Boston cops are using the Massachusetts electronic surveillance laws to arrest and prosecute citizens who use their cellular phones to record abusive arrests. Though they haven’t been successful in prosecuting the acts, it hasn’t stopped the arrests — presumably the point isn’t to secure convictions, but rather to chill the recording of illegal police activity. However, police have convicted citizens who secretly recorded their own abusive arrests, charging them with illegal wiretapping.
Simon Glik, a lawyer, was walking down Tremont Street in Boston when he saw three police officers struggling to extract a plastic bag from a teenager’s mouth.

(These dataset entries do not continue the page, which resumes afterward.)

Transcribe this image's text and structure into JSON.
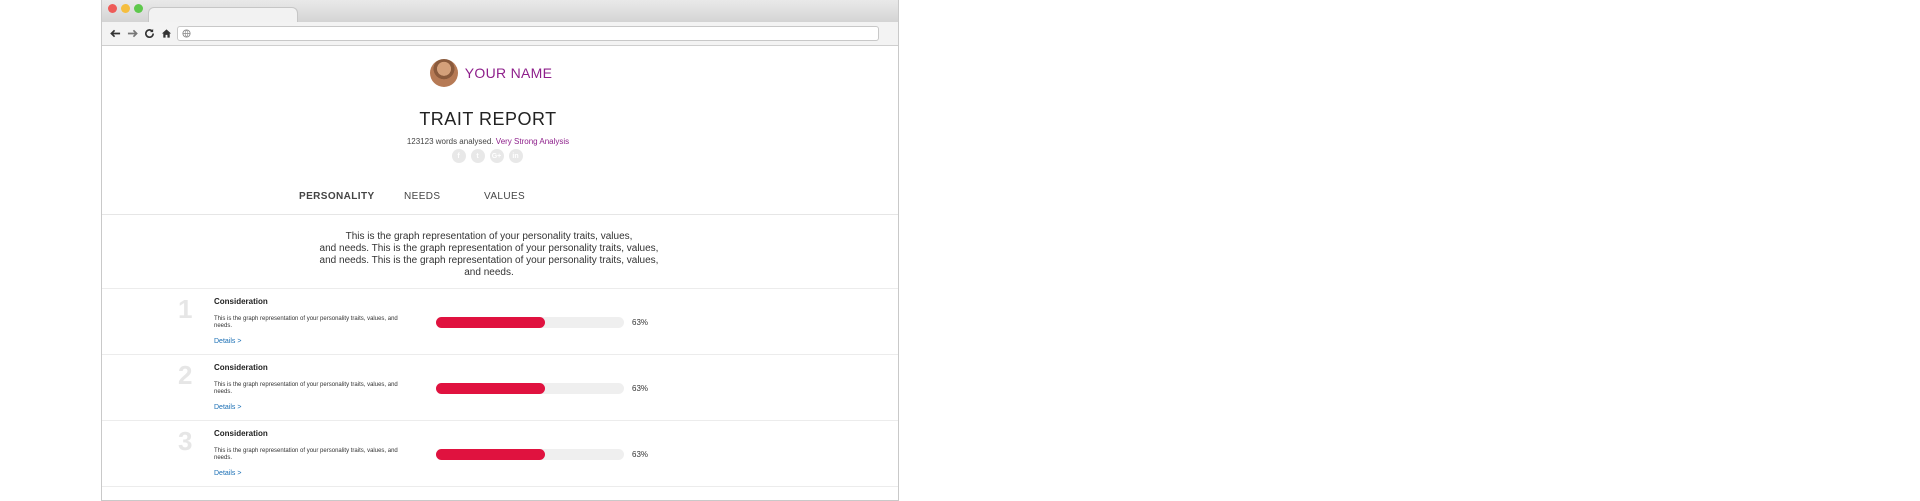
{
  "browser": {
    "traffic_colors": [
      "#ee5b58",
      "#f5be3f",
      "#5ec84c"
    ],
    "nav_icons": [
      "back-icon",
      "forward-icon",
      "reload-icon",
      "home-icon"
    ]
  },
  "profile": {
    "name": "YOUR NAME"
  },
  "report": {
    "title": "TRAIT REPORT",
    "words": "123123 words analysed.",
    "strength": "Very Strong Analysis"
  },
  "socials": [
    {
      "icon": "facebook-icon",
      "glyph": "f"
    },
    {
      "icon": "twitter-icon",
      "glyph": "t"
    },
    {
      "icon": "google-plus-icon",
      "glyph": "G+"
    },
    {
      "icon": "linkedin-icon",
      "glyph": "in"
    }
  ],
  "tabs": [
    {
      "label": "PERSONALITY",
      "active": true
    },
    {
      "label": "NEEDS",
      "active": false
    },
    {
      "label": "VALUES",
      "active": false
    }
  ],
  "intro": [
    "This is the graph representation of your personality traits, values,",
    "and needs. This is the graph representation of your personality traits, values,",
    "and needs. This is the graph representation of your personality traits, values,",
    "and needs."
  ],
  "traits": [
    {
      "rank": "1",
      "name": "Consideration",
      "description": "This is the graph representation of your personality traits, values, and needs.",
      "details": "Details >",
      "percent_label": "63%",
      "percent": 0.58
    },
    {
      "rank": "2",
      "name": "Consideration",
      "description": "This is the graph representation of your personality traits, values, and needs.",
      "details": "Details >",
      "percent_label": "63%",
      "percent": 0.58
    },
    {
      "rank": "3",
      "name": "Consideration",
      "description": "This is the graph representation of your personality traits, values, and needs.",
      "details": "Details >",
      "percent_label": "63%",
      "percent": 0.58
    }
  ],
  "colors": {
    "accent": "#8e1f8b",
    "bar": "#e0123f",
    "link": "#1a6fb5"
  }
}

Thinking their force seemed excessive for a drug arrest, Glik pulled out his cellphone and began recording.
Within minutes, Glik said, he was in handcuffs.
“One of the officers asked me whether my phone had audio recording capabilities,” Glik, 33, said recently of the incident, which took place in October 2007. Glik acknowledged that it did, and then, he said, “my phone was seized, and I was arrested.”
The charge? Illegal electronic surveillance.